═════ Record excerpts

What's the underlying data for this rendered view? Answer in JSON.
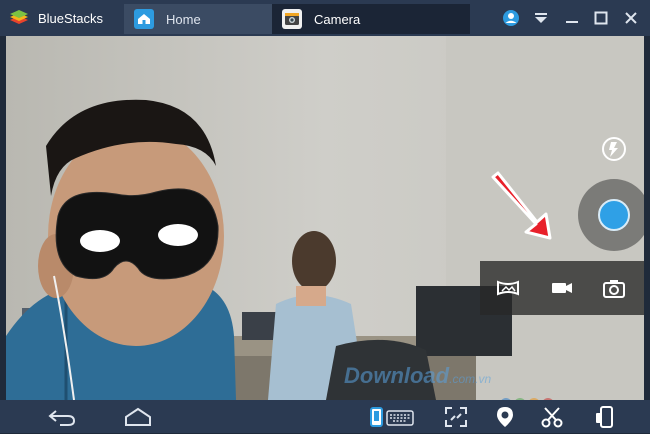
{
  "app": {
    "brand_name": "BlueStacks"
  },
  "tabs": [
    {
      "label": "Home",
      "icon": "home-icon"
    },
    {
      "label": "Camera",
      "icon": "camera-app-icon"
    }
  ],
  "window_controls": [
    "account-icon",
    "menu-dropdown-icon",
    "minimize-icon",
    "maximize-icon",
    "close-icon"
  ],
  "camera": {
    "mode_buttons": [
      "panorama-icon",
      "video-camera-icon",
      "photo-camera-icon"
    ],
    "shutter_color": "#2fa0e6",
    "watermark": {
      "main": "Download",
      "sub": ".com.vn"
    }
  },
  "bottom_nav": [
    "back-icon",
    "home-outline-icon",
    "keyboard-toggle-icon",
    "fullscreen-icon",
    "location-icon",
    "scissors-icon",
    "device-rotate-icon"
  ],
  "colors": {
    "titlebar": "#2b3a52",
    "accent_blue": "#2fa0e6",
    "annotation_arrow": "#e8202a"
  }
}
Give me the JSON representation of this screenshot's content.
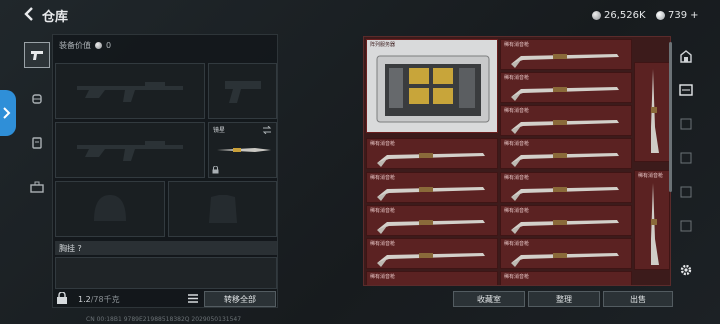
{
  "header": {
    "title": "仓库"
  },
  "currency": {
    "silver": "26,526K",
    "gold": "739",
    "plus": "+"
  },
  "equipment": {
    "value_label": "装备价值",
    "value_amount": "0",
    "attachment_label": "镜星",
    "chest_label": "胸挂",
    "chest_hint": "?",
    "capacity": "1.2",
    "capacity_max": "/78千克",
    "transfer_all": "转移全部"
  },
  "storage": {
    "server_label": "阵列服务器",
    "item_label": "稀有消音枪",
    "buttons": {
      "collect": "收藏室",
      "sort": "整理",
      "sell": "出售"
    }
  },
  "status": {
    "text": "CN 00:18B1 9789E21988518382Q 2029050131547"
  },
  "colors": {
    "accent": "#2f8fd8",
    "grid_bg": "#5b2222",
    "grid_border": "#3e1515"
  }
}
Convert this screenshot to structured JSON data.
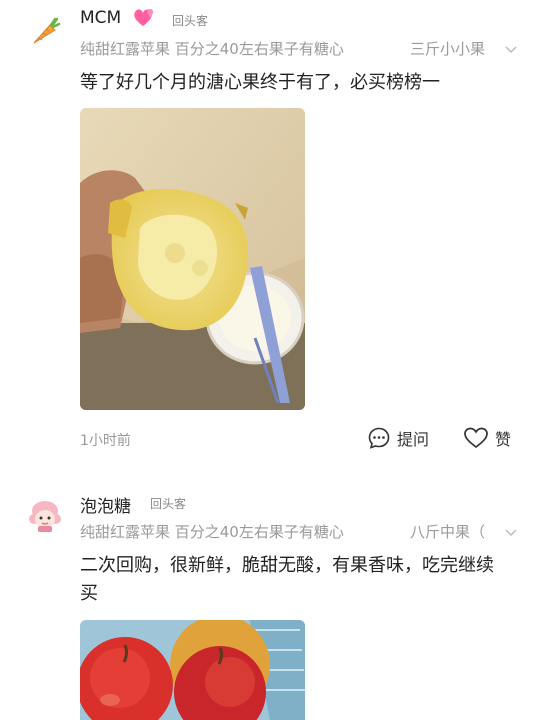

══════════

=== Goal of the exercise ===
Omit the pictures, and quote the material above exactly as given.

=== Task answer ===
What's the underlying data for this rendered view? Answer in JSON.
{
  "app": {
    "brand_name": "BlueStacks"
  },
  "tabs": [
    {
      "label": "Home",
      "icon": "home-icon"
    },
    {
      "label": "Camera",
      "icon": "camera-app-icon"
    }
  ],
  "window_controls": [
    "account-icon",
    "menu-dropdown-icon",
    "minimize-icon",
    "maximize-icon",
    "close-icon"
  ],
  "camera": {
    "mode_buttons": [
      "panorama-icon",
      "video-camera-icon",
      "photo-camera-icon"
    ],
    "shutter_color": "#2fa0e6",
    "watermark": {
      "main": "Download",
      "sub": ".com.vn"
    }
  },
  "bottom_nav": [
    "back-icon",
    "home-outline-icon",
    "keyboard-toggle-icon",
    "fullscreen-icon",
    "location-icon",
    "scissors-icon",
    "device-rotate-icon"
  ],
  "colors": {
    "titlebar": "#2b3a52",
    "accent_blue": "#2fa0e6",
    "annotation_arrow": "#e8202a"
  }
}
Give me the JSON representation of this screenshot's content.
{
  "header": {
    "title": "仓库"
  },
  "currency": {
    "silver": "26,526K",
    "gold": "739",
    "plus": "+"
  },
  "equipment": {
    "value_label": "装备价值",
    "value_amount": "0",
    "attachment_label": "镜星",
    "chest_label": "胸挂",
    "chest_hint": "?",
    "capacity": "1.2",
    "capacity_max": "/78千克",
    "transfer_all": "转移全部"
  },
  "storage": {
    "server_label": "阵列服务器",
    "item_label": "稀有消音枪",
    "buttons": {
      "collect": "收藏室",
      "sort": "整理",
      "sell": "出售"
    }
  },
  "status": {
    "text": "CN 00:18B1 9789E21988518382Q 2029050131547"
  },
  "colors": {
    "accent": "#2f8fd8",
    "grid_bg": "#5b2222",
    "grid_border": "#3e1515"
  }
}
Convert this screenshot to structured JSON data.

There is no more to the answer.